Aim of the exercise:
Check every line below for the string "color", and copy the lines that contain it.

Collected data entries
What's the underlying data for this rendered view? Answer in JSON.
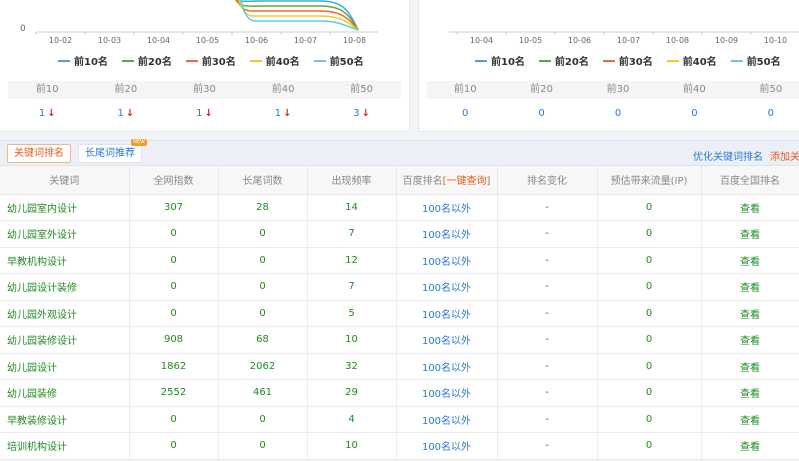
{
  "left_chart": {
    "y_zero_label": "0",
    "x_ticks": [
      "10-02",
      "10-03",
      "10-04",
      "10-05",
      "10-06",
      "10-07",
      "10-08"
    ]
  },
  "right_chart": {
    "x_ticks": [
      "10-04",
      "10-05",
      "10-06",
      "10-07",
      "10-08",
      "10-09",
      "10-10"
    ]
  },
  "legend": [
    {
      "label": "前10名",
      "color": "#3fa7e0"
    },
    {
      "label": "前20名",
      "color": "#5aa845"
    },
    {
      "label": "前30名",
      "color": "#ef6a2c"
    },
    {
      "label": "前40名",
      "color": "#e8cf2a"
    },
    {
      "label": "前50名",
      "color": "#5ccbe8"
    }
  ],
  "stats_headers": [
    "前10",
    "前20",
    "前30",
    "前40",
    "前50"
  ],
  "left_stats": [
    "1",
    "1",
    "1",
    "1",
    "3"
  ],
  "right_stats": [
    "0",
    "0",
    "0",
    "0",
    "0"
  ],
  "tabs": {
    "rank": "关键词排名",
    "long": "长尾词推荐",
    "badge": "NEW"
  },
  "links": {
    "optimize": "优化关键词排名",
    "add": "添加关键词"
  },
  "table": {
    "headers": [
      "关键词",
      "全网指数",
      "长尾词数",
      "出现频率",
      "百度排名",
      "排名变化",
      "预估带来流量(IP)",
      "百度全国排名"
    ],
    "rank_query": "[一键查询]",
    "rows": [
      [
        "幼儿园室内设计",
        "307",
        "28",
        "14",
        "100名以外",
        "-",
        "0",
        "查看"
      ],
      [
        "幼儿园室外设计",
        "0",
        "0",
        "7",
        "100名以外",
        "-",
        "0",
        "查看"
      ],
      [
        "早教机构设计",
        "0",
        "0",
        "12",
        "100名以外",
        "-",
        "0",
        "查看"
      ],
      [
        "幼儿园设计装修",
        "0",
        "0",
        "7",
        "100名以外",
        "-",
        "0",
        "查看"
      ],
      [
        "幼儿园外观设计",
        "0",
        "0",
        "5",
        "100名以外",
        "-",
        "0",
        "查看"
      ],
      [
        "幼儿园装修设计",
        "908",
        "68",
        "10",
        "100名以外",
        "-",
        "0",
        "查看"
      ],
      [
        "幼儿园设计",
        "1862",
        "2062",
        "32",
        "100名以外",
        "-",
        "0",
        "查看"
      ],
      [
        "幼儿园装修",
        "2552",
        "461",
        "29",
        "100名以外",
        "-",
        "0",
        "查看"
      ],
      [
        "早教装修设计",
        "0",
        "0",
        "4",
        "100名以外",
        "-",
        "0",
        "查看"
      ],
      [
        "培训机构设计",
        "0",
        "0",
        "10",
        "100名以外",
        "-",
        "0",
        "查看"
      ]
    ]
  }
}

Written reply:
      "color": "#3fa7e0"
      "color": "#5aa845"
      "color": "#ef6a2c"
      "color": "#e8cf2a"
      "color": "#5ccbe8"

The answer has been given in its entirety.